Segment Open
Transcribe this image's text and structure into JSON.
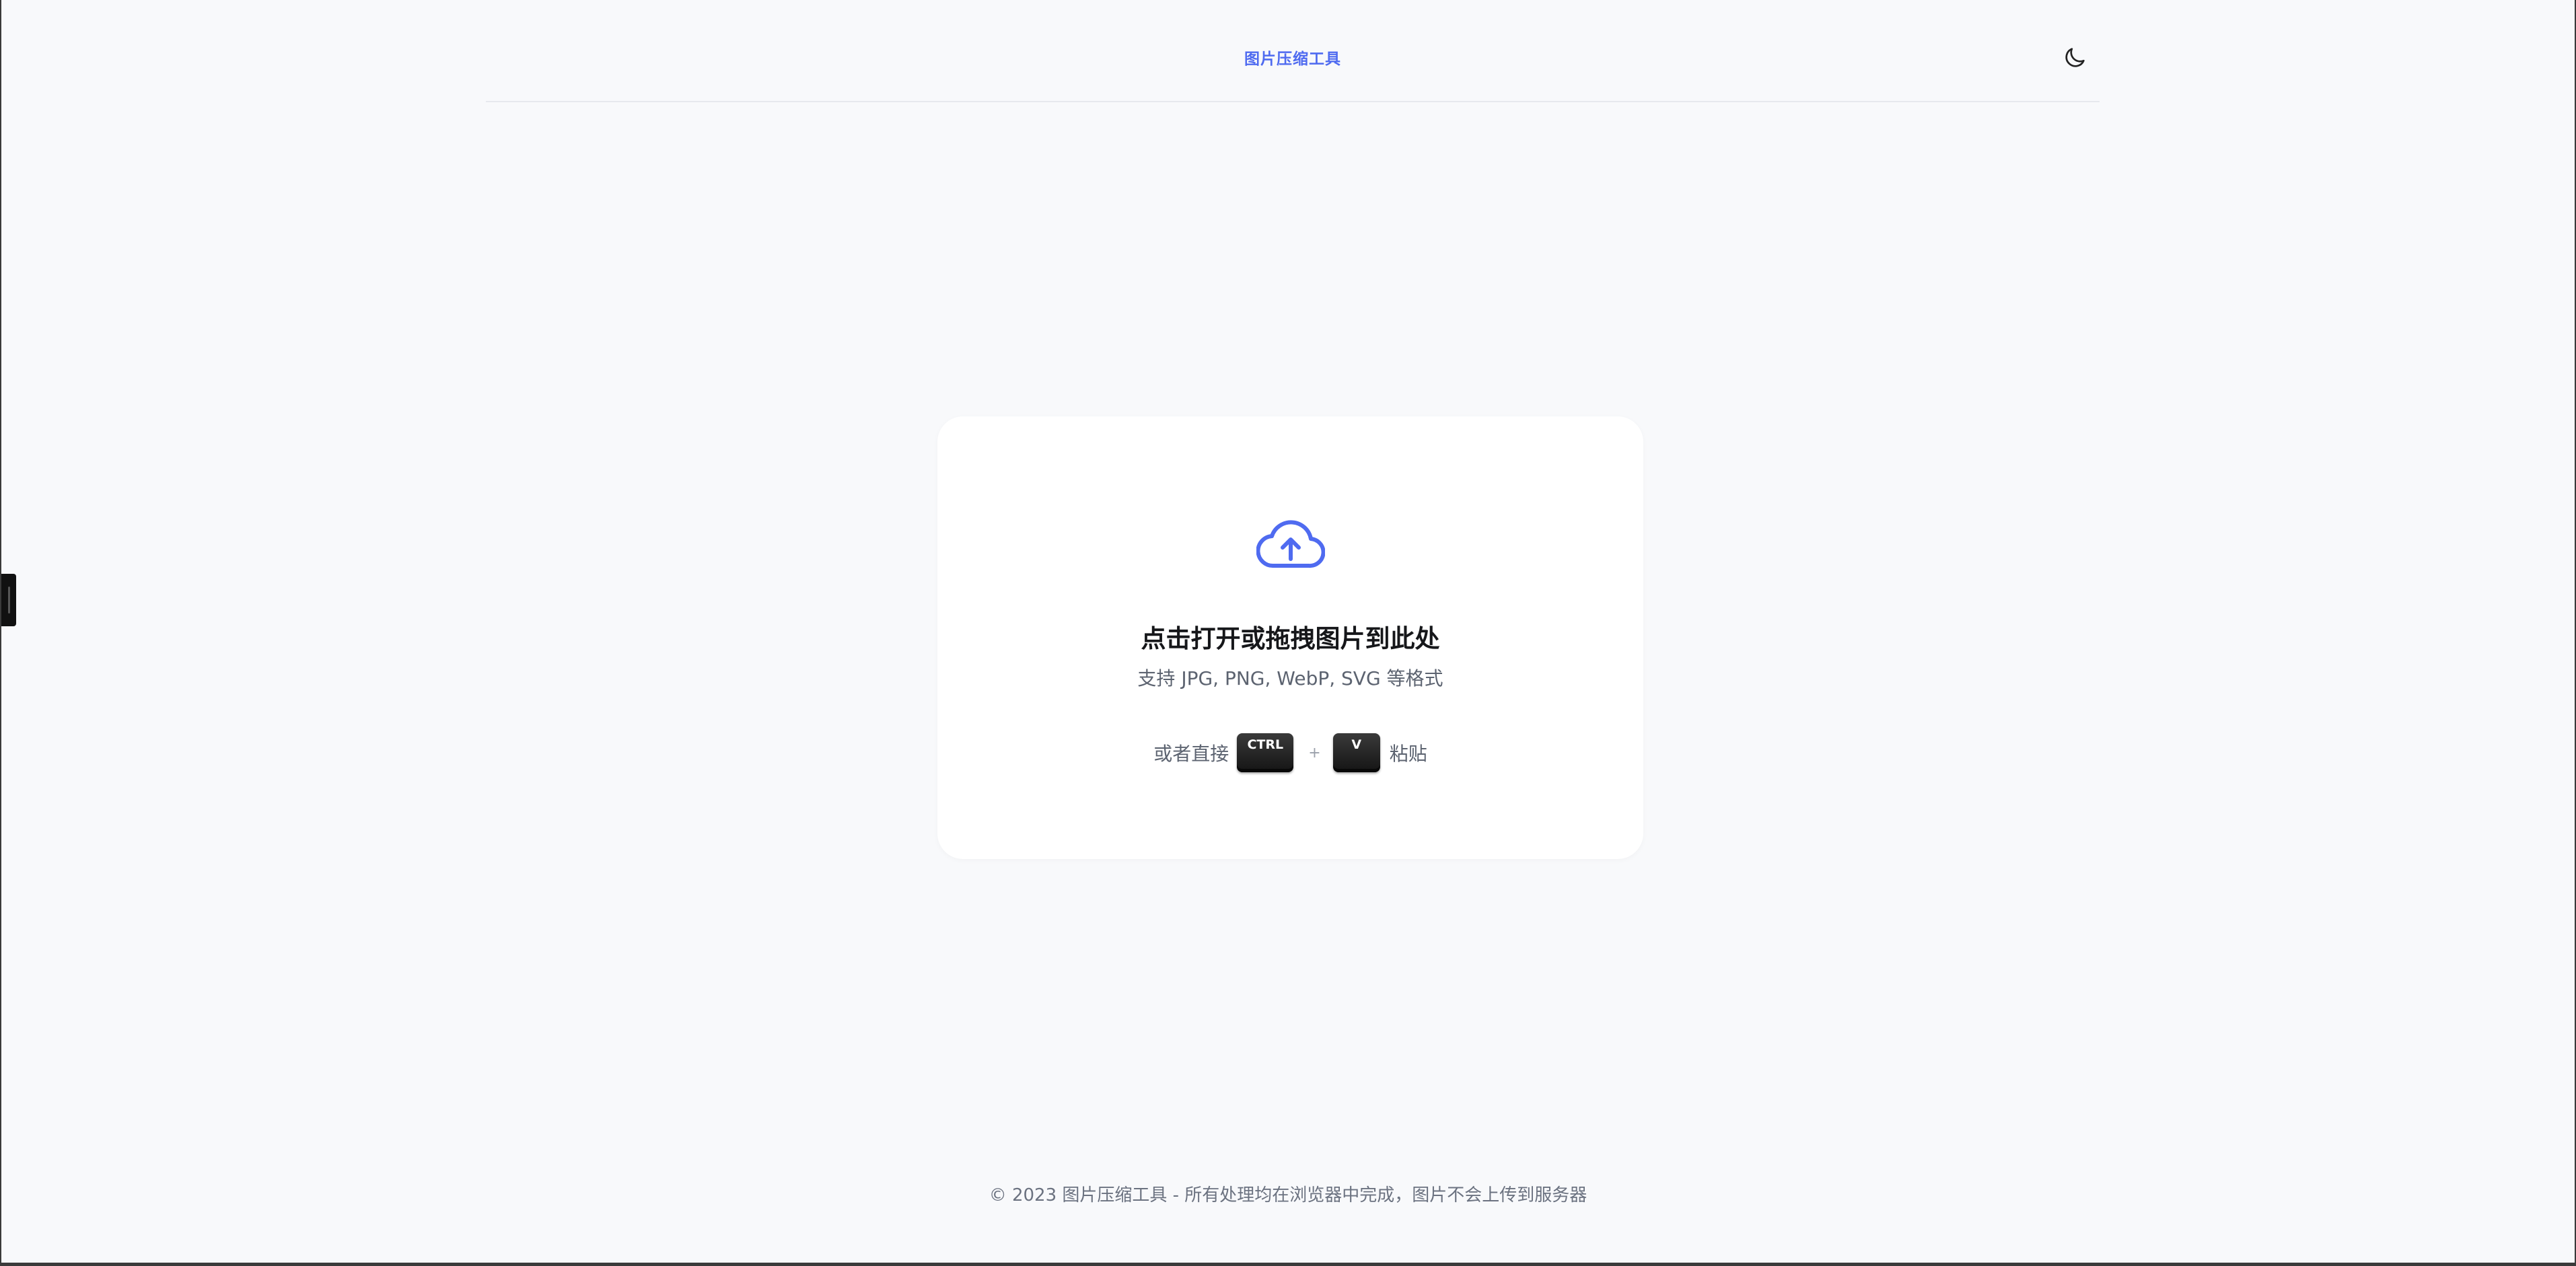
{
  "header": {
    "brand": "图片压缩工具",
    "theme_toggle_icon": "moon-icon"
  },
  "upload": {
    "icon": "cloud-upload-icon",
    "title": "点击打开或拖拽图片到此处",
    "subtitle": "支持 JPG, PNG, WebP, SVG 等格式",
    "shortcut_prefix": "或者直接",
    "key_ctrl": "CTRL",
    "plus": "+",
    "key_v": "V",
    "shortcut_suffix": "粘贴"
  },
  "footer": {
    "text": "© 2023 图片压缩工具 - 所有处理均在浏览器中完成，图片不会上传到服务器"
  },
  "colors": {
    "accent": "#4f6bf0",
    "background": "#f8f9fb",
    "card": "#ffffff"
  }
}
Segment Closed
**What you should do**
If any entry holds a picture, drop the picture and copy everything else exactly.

**Result**
Transcribe this image's text and structure into JSON.
{
  "header": {
    "brand": "图片压缩工具",
    "theme_toggle_icon": "moon-icon"
  },
  "upload": {
    "icon": "cloud-upload-icon",
    "title": "点击打开或拖拽图片到此处",
    "subtitle": "支持 JPG, PNG, WebP, SVG 等格式",
    "shortcut_prefix": "或者直接",
    "key_ctrl": "CTRL",
    "plus": "+",
    "key_v": "V",
    "shortcut_suffix": "粘贴"
  },
  "footer": {
    "text": "© 2023 图片压缩工具 - 所有处理均在浏览器中完成，图片不会上传到服务器"
  },
  "colors": {
    "accent": "#4f6bf0",
    "background": "#f8f9fb",
    "card": "#ffffff"
  }
}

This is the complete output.